While not everything in this film works properly—it's full of stereotypes and overacting—Davis and Spencer make it worth seeing, as does Jessica Chastain (The Tree of Life) as a rich Southern woman who actually treats her maid with great respect. Chastain almost steals the film, something she did a lot in 2011.

It's not a great movie, but certainly a good one. I thought it was a lock for Best Picture at one point, but the landscape seems to be changing a bit. We'll see.

SPECIAL FEATURES: Some outtakes, a tribute to real maids of Mississippi, and a making-of featurette.

Rushmore (Blu-ray)





(OUT OF 10)

I remember liking Wes Anderson's sophomore effort just fine when I first saw it. Then I remember renting it, watching the film, rewinding it, and watching it again. I had never done that before, nor have I done it since.

It's a masterpiece.

Jason Schwartzman is phenomenal as Max Fischer, a prep-school kid obsessed with extracurricular activities/clubs who is totally bombing out in academics. He's also obsessed with a teacher (Olivia Williams). She, in turn, finds him amusing. A very rich man (Bill Murray) comes into play, creating one of cinema's all-time-greatest, and weirdest, love triangles.

Anderson's style came together perfectly with this one, and it remains his best movie. Murray won all sorts of critic awards for his role, but was strangely snubbed by the Oscars; he didn't even get a nomination.

Owen Wilson was a great co-writer before he concentrated solely on acting. I don't think it's a coincidence that Anderson's best films are his first three, all co-written with Wilson.
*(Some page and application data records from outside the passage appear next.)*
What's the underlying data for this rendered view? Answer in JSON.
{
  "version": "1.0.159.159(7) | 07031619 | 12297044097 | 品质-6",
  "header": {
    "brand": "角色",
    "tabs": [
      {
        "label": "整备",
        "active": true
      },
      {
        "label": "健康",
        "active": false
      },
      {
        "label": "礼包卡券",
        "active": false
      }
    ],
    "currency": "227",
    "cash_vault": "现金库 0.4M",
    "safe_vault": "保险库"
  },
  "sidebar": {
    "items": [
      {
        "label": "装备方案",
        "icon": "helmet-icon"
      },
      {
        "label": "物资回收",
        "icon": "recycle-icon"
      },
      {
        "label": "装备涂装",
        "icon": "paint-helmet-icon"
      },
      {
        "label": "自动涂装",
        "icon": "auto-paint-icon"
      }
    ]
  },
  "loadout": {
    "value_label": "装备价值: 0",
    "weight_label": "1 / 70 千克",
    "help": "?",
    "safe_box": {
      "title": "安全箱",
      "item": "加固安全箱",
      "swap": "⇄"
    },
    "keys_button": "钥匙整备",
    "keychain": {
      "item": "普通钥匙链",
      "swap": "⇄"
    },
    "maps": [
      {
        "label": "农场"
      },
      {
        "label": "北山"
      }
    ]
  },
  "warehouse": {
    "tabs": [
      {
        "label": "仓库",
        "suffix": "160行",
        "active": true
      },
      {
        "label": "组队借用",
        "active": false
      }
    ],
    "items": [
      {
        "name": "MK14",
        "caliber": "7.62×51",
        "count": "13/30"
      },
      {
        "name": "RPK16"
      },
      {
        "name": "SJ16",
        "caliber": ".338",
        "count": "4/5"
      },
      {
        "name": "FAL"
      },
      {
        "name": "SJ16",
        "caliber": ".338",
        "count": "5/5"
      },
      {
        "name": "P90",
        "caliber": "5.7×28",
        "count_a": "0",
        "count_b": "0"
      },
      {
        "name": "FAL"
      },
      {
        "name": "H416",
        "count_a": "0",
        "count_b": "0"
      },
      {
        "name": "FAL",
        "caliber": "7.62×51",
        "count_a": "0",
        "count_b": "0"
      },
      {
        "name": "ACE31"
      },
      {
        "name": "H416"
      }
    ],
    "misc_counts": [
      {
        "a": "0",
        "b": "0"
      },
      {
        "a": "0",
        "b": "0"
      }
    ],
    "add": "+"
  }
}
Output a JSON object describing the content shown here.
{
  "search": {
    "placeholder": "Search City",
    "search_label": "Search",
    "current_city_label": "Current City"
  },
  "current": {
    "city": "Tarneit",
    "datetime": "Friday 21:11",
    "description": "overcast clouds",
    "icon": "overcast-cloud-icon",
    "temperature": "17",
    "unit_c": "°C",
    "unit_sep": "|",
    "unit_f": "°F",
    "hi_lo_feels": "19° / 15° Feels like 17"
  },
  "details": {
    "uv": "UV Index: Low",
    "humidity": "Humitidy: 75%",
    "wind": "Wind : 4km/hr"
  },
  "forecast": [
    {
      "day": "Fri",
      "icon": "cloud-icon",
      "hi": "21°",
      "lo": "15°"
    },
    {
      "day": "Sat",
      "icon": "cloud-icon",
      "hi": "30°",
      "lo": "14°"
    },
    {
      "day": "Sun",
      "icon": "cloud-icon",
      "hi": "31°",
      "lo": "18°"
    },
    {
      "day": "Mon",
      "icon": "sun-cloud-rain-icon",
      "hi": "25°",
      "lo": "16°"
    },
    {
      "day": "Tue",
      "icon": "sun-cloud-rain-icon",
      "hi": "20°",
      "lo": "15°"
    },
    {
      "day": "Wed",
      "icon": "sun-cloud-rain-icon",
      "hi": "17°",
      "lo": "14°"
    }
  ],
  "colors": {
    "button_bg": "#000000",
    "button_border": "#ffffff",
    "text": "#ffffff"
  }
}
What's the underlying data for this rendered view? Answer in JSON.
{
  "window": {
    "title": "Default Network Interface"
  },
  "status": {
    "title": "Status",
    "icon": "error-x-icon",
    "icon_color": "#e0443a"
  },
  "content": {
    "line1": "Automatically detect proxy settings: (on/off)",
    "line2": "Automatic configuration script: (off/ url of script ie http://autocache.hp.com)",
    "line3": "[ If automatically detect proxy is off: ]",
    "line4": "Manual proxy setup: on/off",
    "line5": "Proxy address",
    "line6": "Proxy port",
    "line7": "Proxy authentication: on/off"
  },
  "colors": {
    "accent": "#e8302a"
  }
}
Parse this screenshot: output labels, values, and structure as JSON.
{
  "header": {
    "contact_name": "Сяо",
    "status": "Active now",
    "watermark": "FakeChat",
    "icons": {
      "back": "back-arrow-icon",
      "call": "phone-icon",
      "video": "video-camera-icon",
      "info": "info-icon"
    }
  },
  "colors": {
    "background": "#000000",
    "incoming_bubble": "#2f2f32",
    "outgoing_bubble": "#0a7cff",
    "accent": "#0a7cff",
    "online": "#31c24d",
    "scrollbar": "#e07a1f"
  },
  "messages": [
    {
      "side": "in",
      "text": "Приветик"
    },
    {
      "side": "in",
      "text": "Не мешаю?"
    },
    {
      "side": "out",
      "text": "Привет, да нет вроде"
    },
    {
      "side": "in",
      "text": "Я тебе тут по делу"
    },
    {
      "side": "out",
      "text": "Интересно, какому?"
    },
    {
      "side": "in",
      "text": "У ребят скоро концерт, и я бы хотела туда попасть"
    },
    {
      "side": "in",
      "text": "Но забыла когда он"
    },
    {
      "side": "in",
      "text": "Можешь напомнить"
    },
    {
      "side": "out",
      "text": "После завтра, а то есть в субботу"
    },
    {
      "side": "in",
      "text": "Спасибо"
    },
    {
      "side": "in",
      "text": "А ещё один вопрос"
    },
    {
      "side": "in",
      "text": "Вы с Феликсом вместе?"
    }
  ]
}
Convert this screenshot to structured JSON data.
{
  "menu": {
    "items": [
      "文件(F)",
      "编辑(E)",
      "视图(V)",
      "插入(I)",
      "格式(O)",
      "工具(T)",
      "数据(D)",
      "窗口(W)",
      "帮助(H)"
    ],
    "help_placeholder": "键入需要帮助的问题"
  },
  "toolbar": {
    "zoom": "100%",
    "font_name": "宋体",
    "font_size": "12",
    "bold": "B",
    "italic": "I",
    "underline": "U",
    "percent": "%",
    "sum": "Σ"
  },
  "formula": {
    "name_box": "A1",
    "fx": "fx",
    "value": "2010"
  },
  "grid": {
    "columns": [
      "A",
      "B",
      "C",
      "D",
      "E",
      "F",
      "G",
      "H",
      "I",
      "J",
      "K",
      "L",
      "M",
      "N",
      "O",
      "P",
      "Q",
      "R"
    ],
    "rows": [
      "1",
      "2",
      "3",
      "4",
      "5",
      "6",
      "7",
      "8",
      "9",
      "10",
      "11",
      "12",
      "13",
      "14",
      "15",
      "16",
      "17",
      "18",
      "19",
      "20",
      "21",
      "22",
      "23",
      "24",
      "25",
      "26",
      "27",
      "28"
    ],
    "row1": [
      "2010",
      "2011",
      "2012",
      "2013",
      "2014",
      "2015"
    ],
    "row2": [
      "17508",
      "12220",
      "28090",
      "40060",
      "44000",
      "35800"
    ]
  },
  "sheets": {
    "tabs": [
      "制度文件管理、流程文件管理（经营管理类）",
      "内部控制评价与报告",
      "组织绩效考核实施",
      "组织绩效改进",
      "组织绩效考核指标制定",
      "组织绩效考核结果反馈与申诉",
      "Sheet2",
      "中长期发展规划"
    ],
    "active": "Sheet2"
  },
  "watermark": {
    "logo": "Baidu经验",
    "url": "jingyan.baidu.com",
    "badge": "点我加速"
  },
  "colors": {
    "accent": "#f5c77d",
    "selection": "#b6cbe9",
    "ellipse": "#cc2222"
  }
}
Maybe it would be a good idea to get these two guys back into a room together to write again. They were a great pair.

SPECIAL FEATURES: You get a commentary with Anderson, Schwartzman and Wilson. There's audition footage that is a lot of fun to watch, and the Max Fischer Players perform short film versions of Armageddon and The Truman Show. A making-of documentary, storyboards and a cool pamphlet are also included.